GE plans to invest $14 million and, as a result, generate about 50 salaried jobs over the next two years at its Services Technology Acceleration Center (STAC – Services Technology Acceleration Center), located in Springdale, in the suburb of Cincinnati, Ohio, in the United States.
According to the Cincinnati Business Courier, the 85,000-square-foot (7,896-square-meter) site where STAC will be located was home to the former grand headquarters of cosmetics company Avon.
The STAC facility will be dedicated to the development of engine service technologies and work processes, enabling collaboration between engineering and manufacturing. Teams will work together to demonstrate a technology’s deployment readiness before scaling it for use in service shops, speeding new ideas to market.
“This investment is a testament to GE’s continued commitment to enhancing our portfolio of leading services technology,” said Russell Stokes, President and CEO, Commercial Engines and Services, GE Aerospace.
“We are creating a new space dedicated to the development of automation and robotics technologies that we can distribute in our maintenance, repair and overhaul shops at different scale and speed”, added Stokes.
The 85,000-square-foot facility will also be used as a training center for many of these next-generation service technologies, as well as a customer education center for GE Aerospace.
“We are innovating new ways to create service solutions for customers. This facility is intended to put us in an even better position to accelerate the technologies we are developing and industrializing to serve our customers at the lowest cost and highest speed possible,” said Nicole Tibbetts, Chief Manufacturing Engineer for MRO at GE Aerospace.

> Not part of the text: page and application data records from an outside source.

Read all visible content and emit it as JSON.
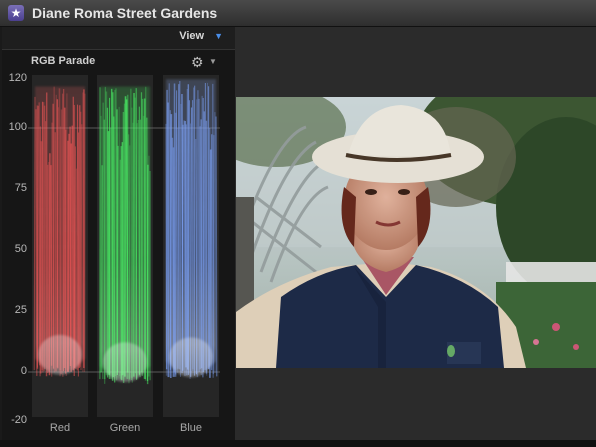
{
  "window": {
    "title": "Diane Roma Street Gardens"
  },
  "icons": {
    "app": "star-icon",
    "gear": "gear-icon",
    "dropdown": "triangle-down-icon"
  },
  "view_menu": {
    "label": "View"
  },
  "scope": {
    "name": "RGB Parade"
  },
  "colors": {
    "red": "#ff5a5a",
    "green": "#4cff6a",
    "blue": "#7fa6ff",
    "accent": "#4a8ee8"
  },
  "chart_data": {
    "type": "waveform",
    "title": "RGB Parade",
    "y_ticks": [
      120,
      100,
      75,
      50,
      25,
      0,
      -20
    ],
    "ylim": [
      -20,
      120
    ],
    "channels": [
      "Red",
      "Green",
      "Blue"
    ],
    "series": [
      {
        "name": "Red",
        "min": -2,
        "max": 117
      },
      {
        "name": "Green",
        "min": -5,
        "max": 117
      },
      {
        "name": "Blue",
        "min": -3,
        "max": 120
      }
    ]
  }
}
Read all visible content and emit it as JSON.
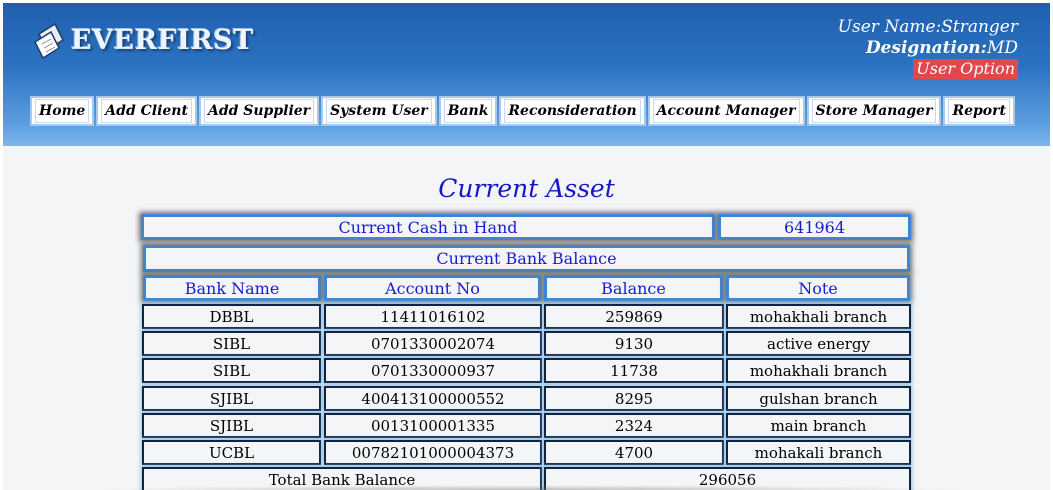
{
  "app": {
    "logo_text": "EVERFIRST"
  },
  "user": {
    "name_label": "User Name:",
    "name_value": "Stranger",
    "designation_label": "Designation:",
    "designation_value": "MD",
    "option_label": "User Option"
  },
  "nav": {
    "items": [
      {
        "label": "Home"
      },
      {
        "label": "Add Client"
      },
      {
        "label": "Add Supplier"
      },
      {
        "label": "System User"
      },
      {
        "label": "Bank"
      },
      {
        "label": "Reconsideration"
      },
      {
        "label": "Account Manager"
      },
      {
        "label": "Store Manager"
      },
      {
        "label": "Report"
      }
    ]
  },
  "page": {
    "title": "Current Asset"
  },
  "cash": {
    "label": "Current Cash in Hand",
    "value": "641964"
  },
  "bank": {
    "section_title": "Current Bank Balance",
    "columns": [
      "Bank Name",
      "Account No",
      "Balance",
      "Note"
    ],
    "rows": [
      [
        "DBBL",
        "11411016102",
        "259869",
        "mohakhali branch"
      ],
      [
        "SIBL",
        "0701330002074",
        "9130",
        "active energy"
      ],
      [
        "SIBL",
        "0701330000937",
        "11738",
        "mohakhali branch"
      ],
      [
        "SJIBL",
        "400413100000552",
        "8295",
        "gulshan branch"
      ],
      [
        "SJIBL",
        "0013100001335",
        "2324",
        "main branch"
      ],
      [
        "UCBL",
        "00782101000004373",
        "4700",
        "mohakali branch"
      ]
    ],
    "total_label": "Total Bank Balance",
    "total_value": "296056"
  },
  "colors": {
    "header_top": "#1f5fae",
    "header_bottom": "#7fb6ec",
    "title_blue": "#1616c9",
    "user_option_bg": "#e0484d"
  }
}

Over the past five years, GE has developed and matured a number of technologies in its service shops, including:
– GE 360 Foam Wash: A cart injects GE’s proprietary foam detergent into commercial jet engines to remove dust and dirt particles ingested during service. The foam targets specific areas within the engine, helping to restore performance and improve fuel efficiency. Cleaning GE90 engined Boeing 777 aircraft engines with the 360 Foam Wash, instead of a traditional water wash, has the potential to save 35,500 gallons of fuel per year and reduce related CO2 emissions.
– AI White Light Inspection: Around 90% of Fluorescent Penetrant Fluorescent inspections of rotor blades of CFM56 engines at the GE repair site in Singapore are now done by an AI (Artificial Intelligence) powered robotic system. This system collects data from thousands of blades of turbine sections to formulate and meet a technical standard that removes subjectivity from inspection.
– Blade Inspection Tool (BIT): OC Robotics’ BIT technology can be run while the engine is installed on the wing. It gives customers a clearer, more consistent view of aircraft engine inspections, using cutting-edge AI technology to extract internal images and present them in an easy-to-understand format.
With information from GE Aerospace